As first reported by the Boston Globe, Wolobah ate a brand of Paqui chip known as the “One Chip Challenge”—a chip dusted with the Carolina Reaper and the Naga Viper peppers—early on September 1. Soon after, he visited the nurse’s office complaining of stomach pain. He was sent home where his condition rapidly worsened. He fell unconscious and stopped breathing. He was then taken to the hospital but to no avail. Wolobah’s family believes that the chip contributed to his death.
Paqui chips are made by Amplify Snack Brands, a subsidiary of the Hershey Company. The product in question contains a warning that people who are pregnant, allergic, or sensitive to spicy products, or who have underlying health problems should avoid eating it. The labeling also warns that it’s only intended for adults and should be kept out of children’s reach.
Prior to Wolobah’s death, however, the product was readily available on store shelves for 10 dollars. And while this might be the first death linked to the One Chip Challenge, there have been several reports of children getting hurt after eating it dating back to last year. At least one school district has also banned Paqui chips from their schools.

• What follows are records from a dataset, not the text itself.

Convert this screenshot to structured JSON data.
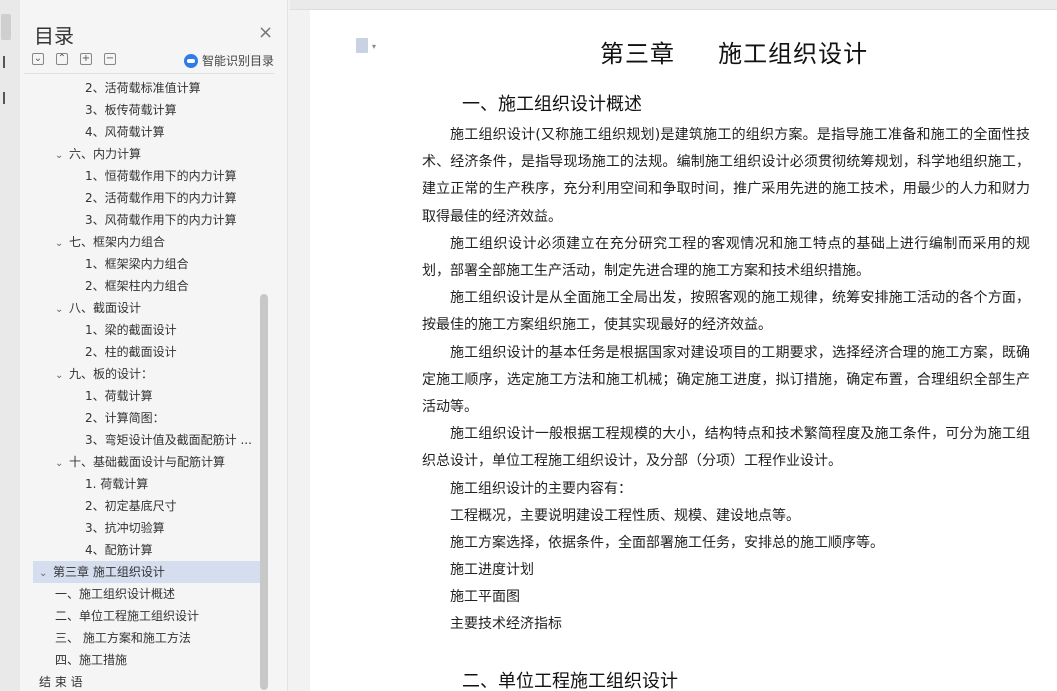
{
  "toc": {
    "title": "目录",
    "close_icon": "×",
    "smart_label": "智能识别目录",
    "items": [
      {
        "label": "2、活荷载标准值计算",
        "level": 2
      },
      {
        "label": "3、板传荷载计算",
        "level": 2
      },
      {
        "label": "4、风荷载计算",
        "level": 2
      },
      {
        "label": "六、内力计算",
        "level": 1,
        "expanded": true
      },
      {
        "label": "1、恒荷载作用下的内力计算",
        "level": 2
      },
      {
        "label": "2、活荷载作用下的内力计算",
        "level": 2
      },
      {
        "label": "3、风荷载作用下的内力计算",
        "level": 2
      },
      {
        "label": "七、框架内力组合",
        "level": 1,
        "expanded": true
      },
      {
        "label": "1、框架梁内力组合",
        "level": 2
      },
      {
        "label": "2、框架柱内力组合",
        "level": 2
      },
      {
        "label": "八、截面设计",
        "level": 1,
        "expanded": true
      },
      {
        "label": "1、梁的截面设计",
        "level": 2
      },
      {
        "label": "2、柱的截面设计",
        "level": 2
      },
      {
        "label": "九、板的设计：",
        "level": 1,
        "expanded": true
      },
      {
        "label": "1、荷载计算",
        "level": 2
      },
      {
        "label": "2、计算简图：",
        "level": 2
      },
      {
        "label": "3、弯矩设计值及截面配筋计 ...",
        "level": 2
      },
      {
        "label": "十、基础截面设计与配筋计算",
        "level": 1,
        "expanded": true
      },
      {
        "label": "1. 荷载计算",
        "level": 2
      },
      {
        "label": "2、初定基底尺寸",
        "level": 2
      },
      {
        "label": "3、抗冲切验算",
        "level": 2
      },
      {
        "label": "4、配筋计算",
        "level": 2
      },
      {
        "label": "第三章    施工组织设计",
        "level": 0,
        "expanded": true,
        "selected": true
      },
      {
        "label": "一、施工组织设计概述",
        "level": 1
      },
      {
        "label": "二、单位工程施工组织设计",
        "level": 1
      },
      {
        "label": "三、 施工方案和施工方法",
        "level": 1
      },
      {
        "label": "四、施工措施",
        "level": 1
      },
      {
        "label": "结 束 语",
        "level": 0
      }
    ]
  },
  "doc": {
    "chapter_title": "第三章     施工组织设计",
    "section1_title": "一、施工组织设计概述",
    "paragraphs": [
      "施工组织设计(又称施工组织规划)是建筑施工的组织方案。是指导施工准备和施工的全面性技术、经济条件，是指导现场施工的法规。编制施工组织设计必须贯彻统筹规划，科学地组织施工，建立正常的生产秩序，充分利用空间和争取时间，推广采用先进的施工技术，用最少的人力和财力取得最佳的经济效益。",
      "施工组织设计必须建立在充分研究工程的客观情况和施工特点的基础上进行编制而采用的规划，部署全部施工生产活动，制定先进合理的施工方案和技术组织措施。",
      "施工组织设计是从全面施工全局出发，按照客观的施工规律，统筹安排施工活动的各个方面，按最佳的施工方案组织施工，使其实现最好的经济效益。",
      "施工组织设计的基本任务是根据国家对建设项目的工期要求，选择经济合理的施工方案，既确定施工顺序，选定施工方法和施工机械；确定施工进度，拟订措施，确定布置，合理组织全部生产活动等。",
      "施工组织设计一般根据工程规模的大小，结构特点和技术繁简程度及施工条件，可分为施工组织总设计，单位工程施工组织设计，及分部（分项）工程作业设计。"
    ],
    "lines": [
      "施工组织设计的主要内容有：",
      "工程概况，主要说明建设工程性质、规模、建设地点等。",
      "施工方案选择，依据条件，全面部署施工任务，安排总的施工顺序等。",
      "施工进度计划",
      "施工平面图",
      "主要技术经济指标"
    ],
    "section2_title": "二、单位工程施工组织设计"
  }
}
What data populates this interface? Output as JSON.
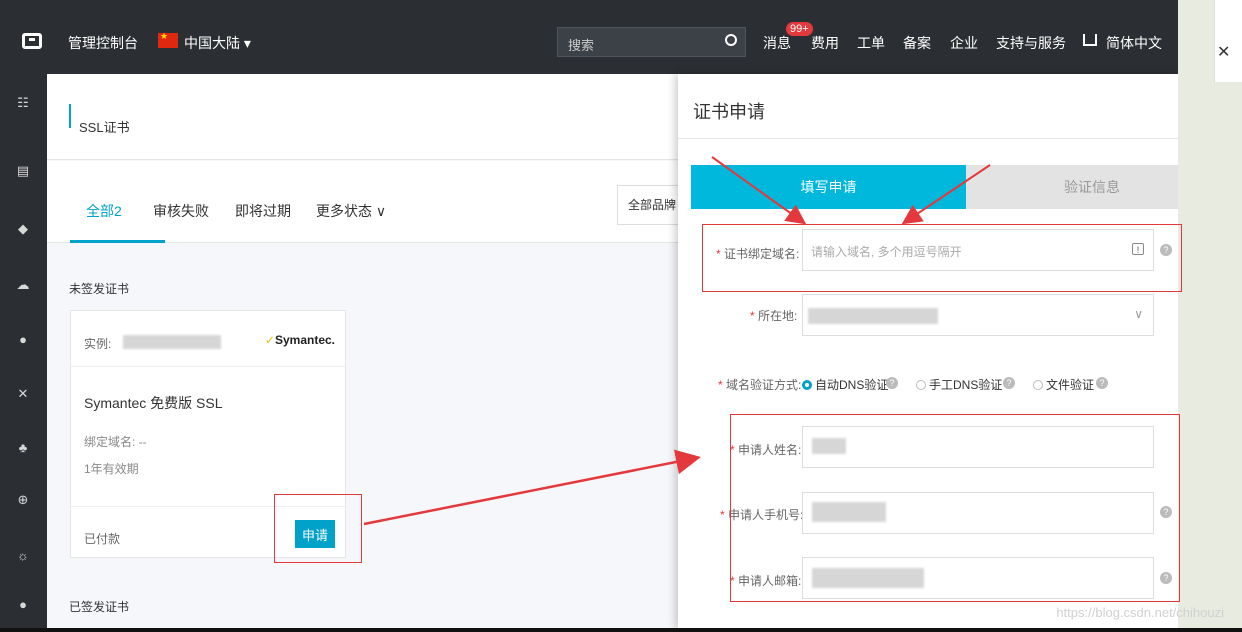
{
  "topbar": {
    "console": "管理控制台",
    "region": "中国大陆 ▾",
    "search_placeholder": "搜索",
    "badge": "99+",
    "nav": [
      "消息",
      "费用",
      "工单",
      "备案",
      "企业",
      "支持与服务"
    ],
    "lang": "简体中文"
  },
  "page": {
    "title": "SSL证书",
    "tabs": [
      "全部",
      "审核失败",
      "即将过期",
      "更多状态 ∨"
    ],
    "all_count": "2",
    "brand_filter": "全部品牌",
    "unissued": "未签发证书",
    "issued": "已签发证书"
  },
  "card": {
    "instance_label": "实例: ",
    "brand": "Symantec.",
    "product": "Symantec 免费版 SSL",
    "domain": "绑定域名: --",
    "validity": "1年有效期",
    "status": "已付款",
    "apply": "申请"
  },
  "drawer": {
    "title": "证书申请",
    "step1": "填写申请",
    "step2": "验证信息",
    "domain_label": "证书绑定域名:",
    "domain_placeholder": "请输入域名, 多个用逗号隔开",
    "location_label": "所在地:",
    "verify_label": "域名验证方式:",
    "verify_options": [
      "自动DNS验证",
      "手工DNS验证",
      "文件验证"
    ],
    "name_label": "申请人姓名:",
    "phone_label": "申请人手机号:",
    "email_label": "申请人邮箱:"
  },
  "watermark": "https://blog.csdn.net/chihouzi",
  "colors": {
    "accent": "#00a2ca",
    "topbar": "#2b2e33",
    "annotation": "#e4393c"
  }
}
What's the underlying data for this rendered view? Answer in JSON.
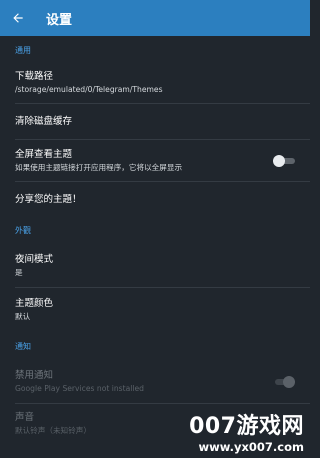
{
  "header": {
    "title": "设置",
    "back_icon": "arrow-back-icon",
    "background": "#2c7fbf"
  },
  "sections": {
    "general": "通用",
    "appearance": "外觀",
    "notifications": "通知"
  },
  "rows": {
    "download_path": {
      "title": "下载路径",
      "subtitle": "/storage/emulated/0/Telegram/Themes"
    },
    "clear_cache": {
      "title": "清除磁盘缓存"
    },
    "fullscreen_theme": {
      "title": "全屏查看主题",
      "subtitle": "如果使用主题链接打开应用程序，它将以全屏显示",
      "toggle_on": false
    },
    "share_theme": {
      "title": "分享您的主題！"
    },
    "night_mode": {
      "title": "夜间模式",
      "subtitle": "是"
    },
    "theme_color": {
      "title": "主题颜色",
      "subtitle": "默认"
    },
    "disable_notifications": {
      "title": "禁用通知",
      "subtitle": "Google Play Services not installed",
      "toggle_on": false,
      "disabled": true
    },
    "sound": {
      "title": "声音",
      "subtitle": "默认铃声（未知铃声）",
      "disabled": true
    }
  },
  "watermark": {
    "main": "007游戏网",
    "url": "www.yx007.com"
  },
  "colors": {
    "accent": "#4aa3ea",
    "background": "#20262d",
    "divider": "#343b43"
  }
}
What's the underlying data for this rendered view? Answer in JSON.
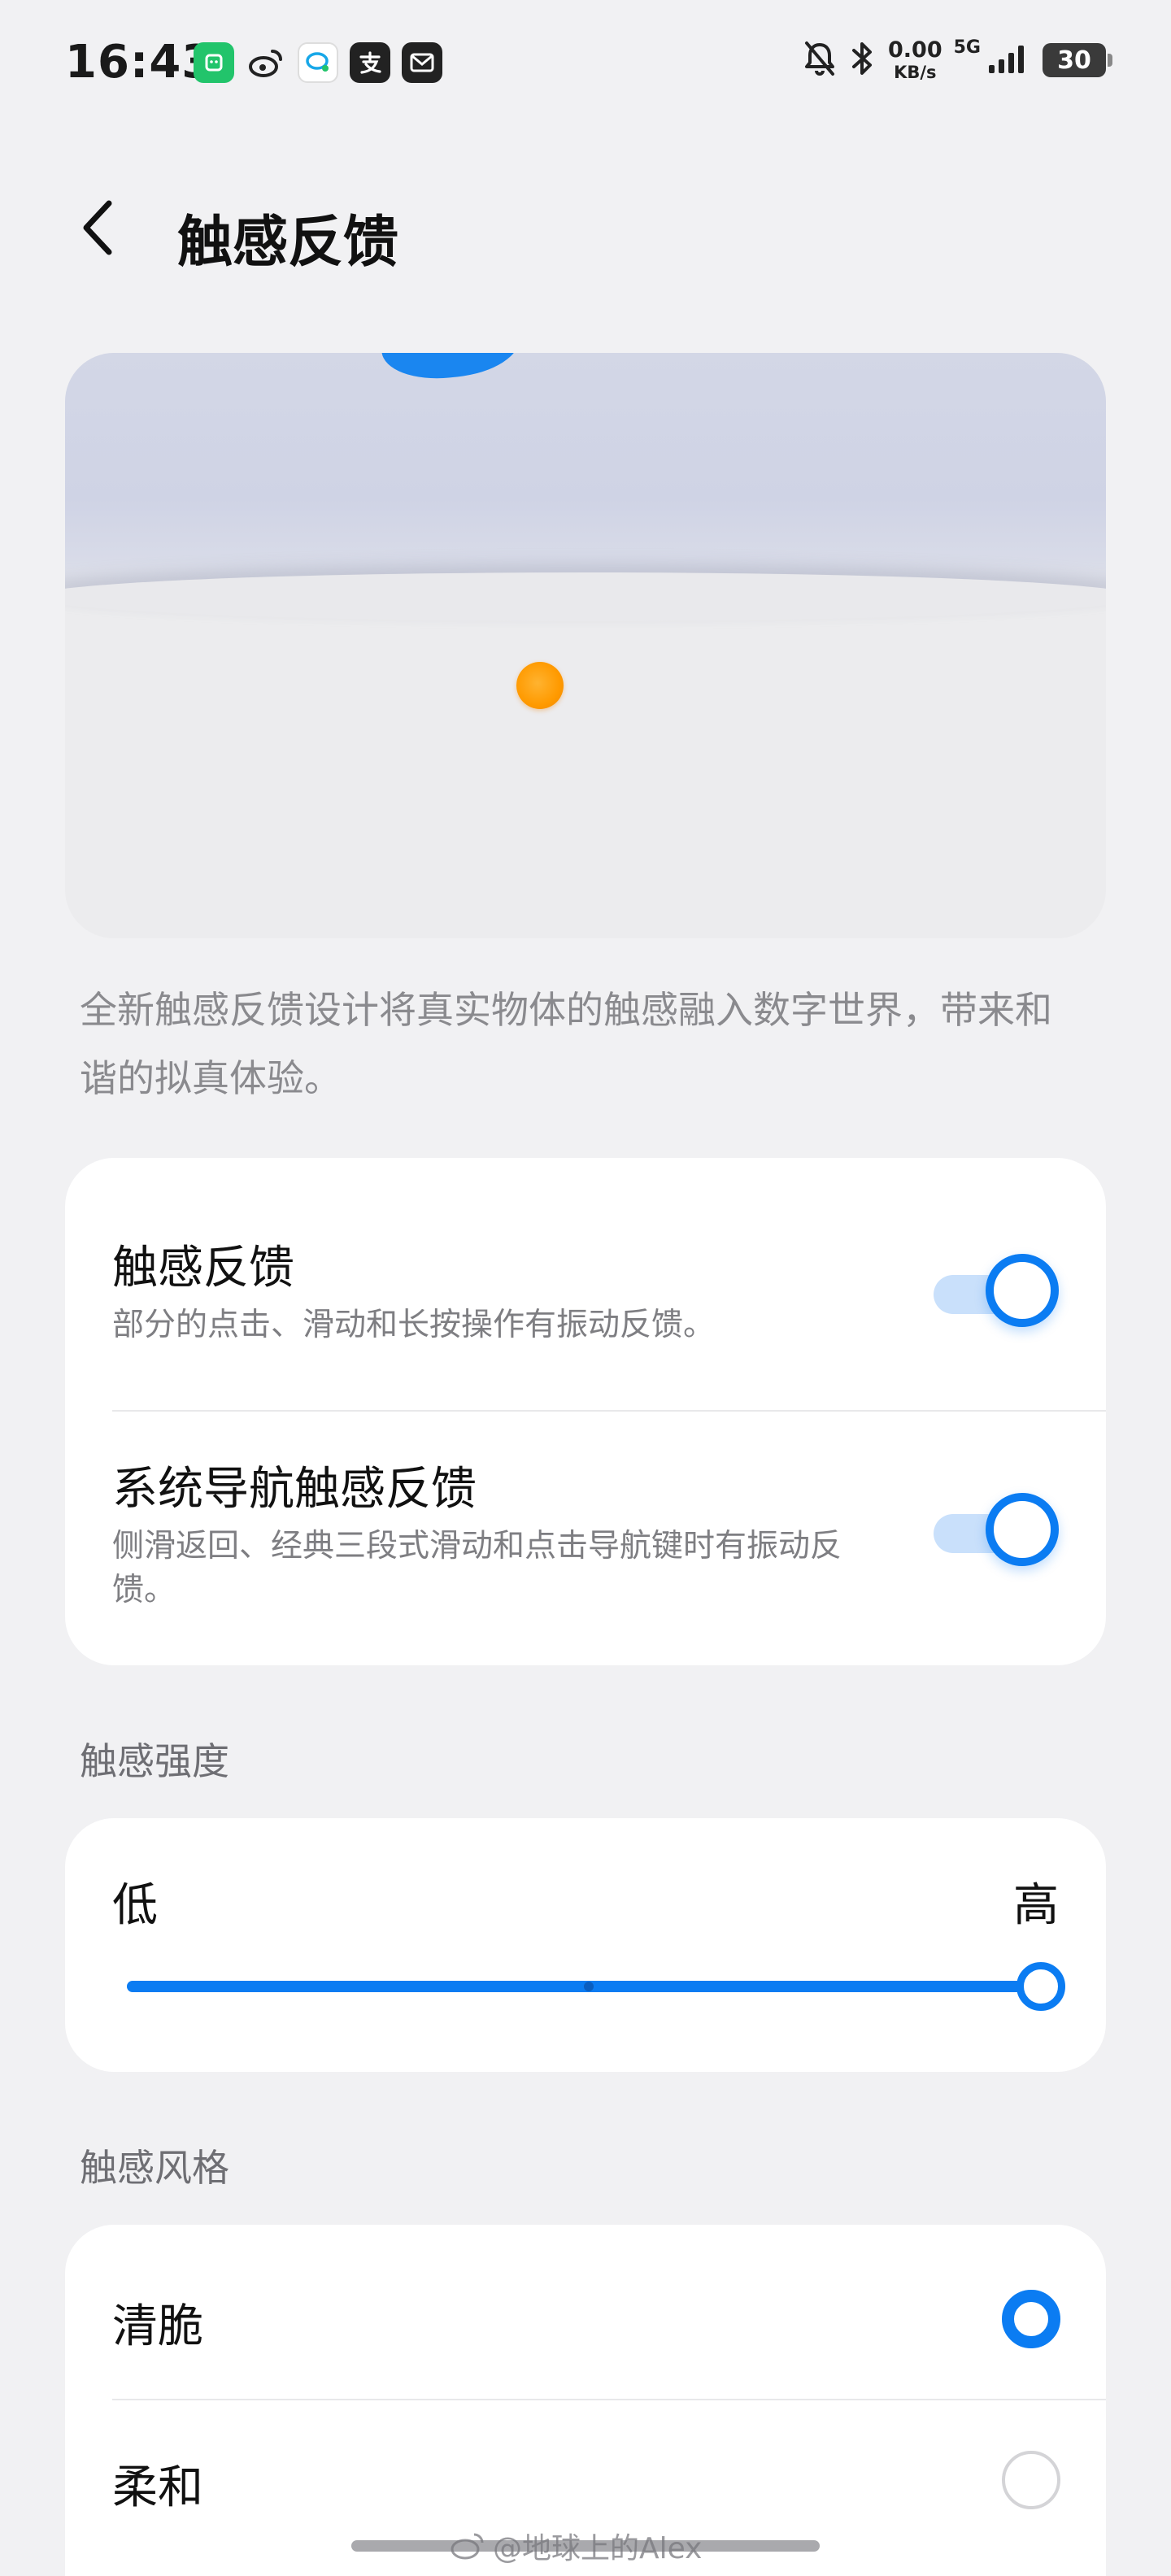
{
  "status_bar": {
    "time": "16:43",
    "net_speed_value": "0.00",
    "net_speed_unit": "KB/s",
    "network_type": "5G",
    "battery": "30"
  },
  "header": {
    "title": "触感反馈"
  },
  "description": "全新触感反馈设计将真实物体的触感融入数字世界，带来和谐的拟真体验。",
  "toggles": [
    {
      "title": "触感反馈",
      "subtitle": "部分的点击、滑动和长按操作有振动反馈。",
      "on": true
    },
    {
      "title": "系统导航触感反馈",
      "subtitle": "侧滑返回、经典三段式滑动和点击导航键时有振动反馈。",
      "on": true
    }
  ],
  "intensity": {
    "section_label": "触感强度",
    "low_label": "低",
    "high_label": "高",
    "level": 1.0
  },
  "style": {
    "section_label": "触感风格",
    "options": [
      {
        "label": "清脆",
        "selected": true
      },
      {
        "label": "柔和",
        "selected": false
      }
    ]
  },
  "watermark": "@地球上的Alex",
  "colors": {
    "accent": "#0b7cf2",
    "background": "#f1f1f3",
    "card": "#ffffff"
  }
}
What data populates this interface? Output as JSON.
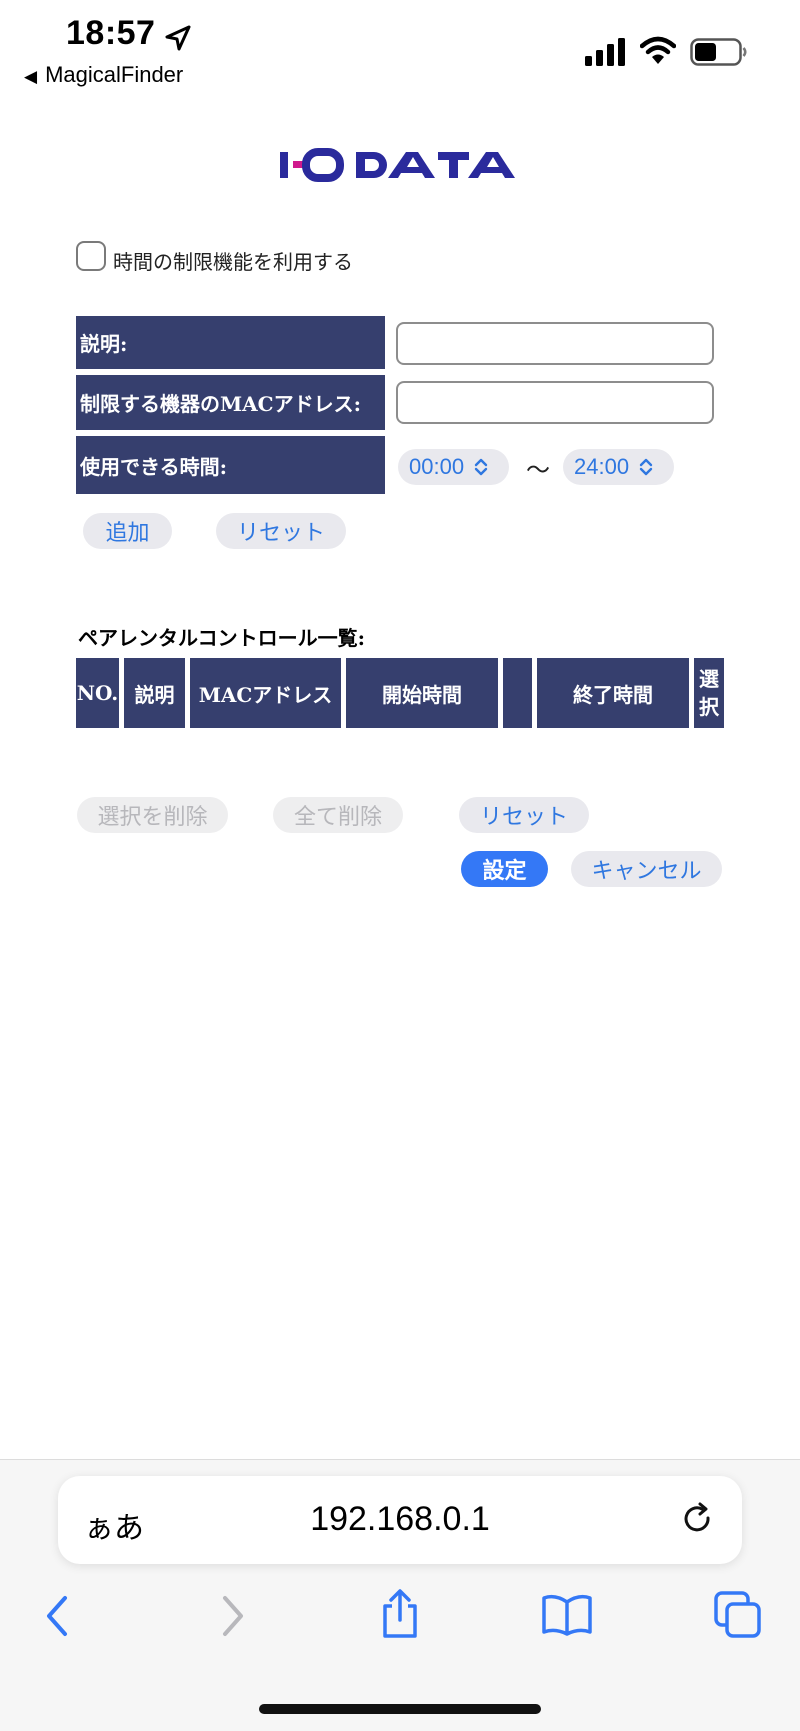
{
  "status_bar": {
    "time": "18:57",
    "back_app": "MagicalFinder"
  },
  "brand": {
    "logo_text": "I·O DATA",
    "logo_color": "#2a2a9c",
    "accent_magenta": "#d0198d"
  },
  "form": {
    "enable_label": "時間の制限機能を利用する",
    "description_label": "説明:",
    "mac_label": "制限する機器のMACアドレス:",
    "time_label": "使用できる時間:",
    "start_time": "00:00",
    "separator": "～",
    "end_time": "24:00",
    "add_button": "追加",
    "reset_button": "リセット"
  },
  "list": {
    "title": "ペアレンタルコントロール一覧:",
    "columns": [
      "NO.",
      "説明",
      "MACアドレス",
      "開始時間",
      "",
      "終了時間",
      "選",
      "択"
    ]
  },
  "actions": {
    "delete_selected": "選択を削除",
    "delete_all": "全て削除",
    "reset": "リセット",
    "apply": "設定",
    "cancel": "キャンセル"
  },
  "browser": {
    "aa_label": "ぁあ",
    "url": "192.168.0.1"
  },
  "colors": {
    "header_bg": "#363f6e",
    "link_blue": "#2f77e0",
    "primary_blue": "#3478f6"
  }
}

“We are deeply saddened by the news report and express our condolences to the family,” a Paqui spokeswoman, Kim Metcalfe, said in a statement in the New York Times late last week. “It would be inappropriate for us to speculate or comment further.”
Without admitting fault in the boy’s death, the company has pulled the chip from the shelves for the time being. On its website for the One Chip Challenge, there is now a paragraph stating that the company has seen an increase in teens and other people paying no heed to the product’s warnings.
Some research has suggested that the peppers commonly found in these chips, including the Carolina Reaper, can cause serious cardiovascular complications in teens. But for now, it’s still not clear if and how the chip might have killed Wolobah. An autopsy of the boy is expected to be completed within 12 weeks.